• Interviews

Ben Affleck, Matt Damon and Ridley Scott on “The Last Duel” – a True Story

Arguably, one of the most anticipated films of the Venice Film Festival, The Last Duel, is the latest historical drama by iconic Golden Globe-winning director, Ridley Scott, based on the book of the same name by Eric Jager, and boasts a stellar cast including Ben Affleck, Matt Damon, Adam Driver, and Jodie Comer.

This 14th-century saga is set in 1386, based on the true account of a feud between good friends and fellow noblemen, Jean de Carrouges (Damon) and Jacques Le Gris (Driver). Life changes dramatically when Carrouges’s wife, Marguerite de Thibouville (Comer), accuses Le Gris of rape. Affleck plays King Charles VI, who declares that the dispute between the two men is resolved through trial by combat.

Not since Good Will Hunting have the Golden Globe-winning scribes Damon and Affleck collaborated on a script (their first in over twenty years). With a strong female voice as the story’s central figure, they enlisted the help of celebrated indie screenwriter Nicole Holofcener (Enough Said, Lovely & Amazing), largely to write Comer’s part.

Said Holofcener, “I think they were wise not to attempt it [writing the role of Marguerite], although I’m sure they would have done fine. But that’s why they called me – so I wrote Jodie’s part, and then we all collaborated on all three parts.”

Damon added, “Yeah, the basic idea was that Ben and I do the male sections, the first two acts, and Nicole do the third act, which is primarily Jodie’s story, although Jodie enters into both of our stories. The idea was that in the male stories, the women were manifested when the men needed them for something,” he says, shaking his head. “So, either they were ignored or seen as property, because they were not [seen as] human beings.”


Affleck leaned into the feminist angle of the story. “Well, I consider myself to be a feminist,” he said. “This movie, principally, was exciting to me because of the character of Marguerite. Her extraordinary strength and bravery seemed very obvious once I read the book. And what an unbelievably important and powerful story it was, and purely classical storytelling in terms of somebody who has been done a great injustice, who goes to great lengths to seek justice at great risk to themselves.”

The award-winning actor talked passionately about his latest project. “It’s a true story and one that people don’t know. This is an incredible woman from history, one of the earliest known women who spoke out against a powerful man who assaulted her. Naturally, that seemed relevant and also incredibly thrilling. It’s a story that could generate a lot of catharsis and empathy, and one that I hoped would develop in the viewer a sense of compassion,” he explains. “We hoped that the idea might help us look at one another in a different way, with more empathy and with a sense of wondering whether or not our personal perspective might be taken fully into consideration.”

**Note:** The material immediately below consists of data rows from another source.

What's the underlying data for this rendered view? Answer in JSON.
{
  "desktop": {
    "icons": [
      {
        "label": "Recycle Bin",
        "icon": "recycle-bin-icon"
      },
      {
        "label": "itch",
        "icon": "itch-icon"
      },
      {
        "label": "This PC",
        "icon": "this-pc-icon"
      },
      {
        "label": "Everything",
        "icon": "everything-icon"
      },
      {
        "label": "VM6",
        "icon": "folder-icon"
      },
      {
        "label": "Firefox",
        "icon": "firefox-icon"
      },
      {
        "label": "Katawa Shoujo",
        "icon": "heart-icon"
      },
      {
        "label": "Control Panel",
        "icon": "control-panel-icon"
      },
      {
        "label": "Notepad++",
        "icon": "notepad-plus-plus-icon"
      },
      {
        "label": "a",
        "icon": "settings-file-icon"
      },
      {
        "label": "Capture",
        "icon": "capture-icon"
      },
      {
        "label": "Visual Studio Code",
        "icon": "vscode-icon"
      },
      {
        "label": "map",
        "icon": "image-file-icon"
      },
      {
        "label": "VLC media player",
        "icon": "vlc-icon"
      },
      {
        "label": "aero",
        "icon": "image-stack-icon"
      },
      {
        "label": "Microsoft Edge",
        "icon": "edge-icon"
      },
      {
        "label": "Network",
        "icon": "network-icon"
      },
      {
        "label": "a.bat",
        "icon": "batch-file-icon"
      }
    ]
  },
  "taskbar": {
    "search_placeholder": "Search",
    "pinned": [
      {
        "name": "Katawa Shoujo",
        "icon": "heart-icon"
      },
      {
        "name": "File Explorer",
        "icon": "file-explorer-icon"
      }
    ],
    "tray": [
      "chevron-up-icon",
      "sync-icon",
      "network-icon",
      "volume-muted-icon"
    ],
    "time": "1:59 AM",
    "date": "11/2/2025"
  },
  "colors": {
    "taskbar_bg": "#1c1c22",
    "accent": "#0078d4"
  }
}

Ridley Scott, familiar with historical dramas, most notably with the multi-award-winning film, Gladiator, said, “When you get a call from Matt Damon who says, “Hey, dude, you’ve done a duel before [the British historical film The Duellists], but we’ve got another duel. Do you want to read it?’ So I said, ‘Yes,’” he shrugs. “You don’t say no, and I enjoyed working with Matt Damon tremendously on The Martian, so I said, ‘Why not? Let’s go again.’”

As for the much-anticipated Affleck-Damon reunion, Damon jokes about the presumption that these longtime friends have matured a great deal, both professionally and personally, since their last effort. “No, not at all,” he laughed. “But I think we found an entirely different process this time, which was really interesting for us because I think one of the things that has kept us from writing for so many years was the way we wrote back in the 90s when we were 22 and 20-years-old,” he explained. “It was really inefficient. We really understood the characters, but we didn’t understand structure. And so, for Good Will Hunting, we ended up writing thousands of pages that we never used. We thought we’d never have the time to do it again because we both had such busy lives.”

Evidently, the celebrated duo was pleasantly surprised with the speed with which they delivered their encore effort. “Yes. When we started writing this time, I think we were both pretty surprised at how quickly it went.”

In summing up the movie, Affleck ruefully noted that hundreds of years later, there are parallels to today’s society. “As Matt has pointed out succinctly, this is an anti-chivalry movie because the great illusion of chivalry is that it was about, ‘Well, we are going to hold the lady’s hand as she gets out of the car and we are going to protect the innocent female.’ But in fact, it was a code, a manner of behavior that denied women’s basic humanity, frankly, and equality.”